(What needs to be done) Using the data below, copy each line that includes the word "chevron".

(Input data)
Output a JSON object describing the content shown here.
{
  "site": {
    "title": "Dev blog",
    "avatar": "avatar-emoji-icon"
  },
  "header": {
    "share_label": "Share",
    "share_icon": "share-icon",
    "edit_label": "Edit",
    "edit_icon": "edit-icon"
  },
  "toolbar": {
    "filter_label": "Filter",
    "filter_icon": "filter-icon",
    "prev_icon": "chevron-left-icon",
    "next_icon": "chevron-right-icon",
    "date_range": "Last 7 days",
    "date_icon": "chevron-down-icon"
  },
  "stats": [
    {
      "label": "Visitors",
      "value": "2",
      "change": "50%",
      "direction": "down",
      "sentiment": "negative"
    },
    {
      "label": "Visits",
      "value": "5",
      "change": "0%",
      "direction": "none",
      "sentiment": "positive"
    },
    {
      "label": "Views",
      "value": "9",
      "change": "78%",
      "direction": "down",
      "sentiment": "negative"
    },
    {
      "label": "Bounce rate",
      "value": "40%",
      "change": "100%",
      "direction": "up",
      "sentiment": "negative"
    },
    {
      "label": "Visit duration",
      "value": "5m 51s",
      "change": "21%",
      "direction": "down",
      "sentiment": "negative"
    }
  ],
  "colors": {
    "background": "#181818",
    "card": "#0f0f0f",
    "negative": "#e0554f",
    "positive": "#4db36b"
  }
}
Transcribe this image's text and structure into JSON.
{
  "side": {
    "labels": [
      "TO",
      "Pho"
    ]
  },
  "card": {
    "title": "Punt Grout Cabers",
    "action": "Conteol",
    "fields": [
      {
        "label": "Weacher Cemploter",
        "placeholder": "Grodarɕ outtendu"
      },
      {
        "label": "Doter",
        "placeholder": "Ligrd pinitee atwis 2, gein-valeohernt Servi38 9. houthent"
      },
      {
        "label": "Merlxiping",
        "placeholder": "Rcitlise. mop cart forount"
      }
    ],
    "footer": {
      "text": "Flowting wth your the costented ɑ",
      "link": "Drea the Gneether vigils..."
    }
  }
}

(Solution to the problem)
    "prev_icon": "chevron-left-icon",
    "next_icon": "chevron-right-icon",
    "date_icon": "chevron-down-icon"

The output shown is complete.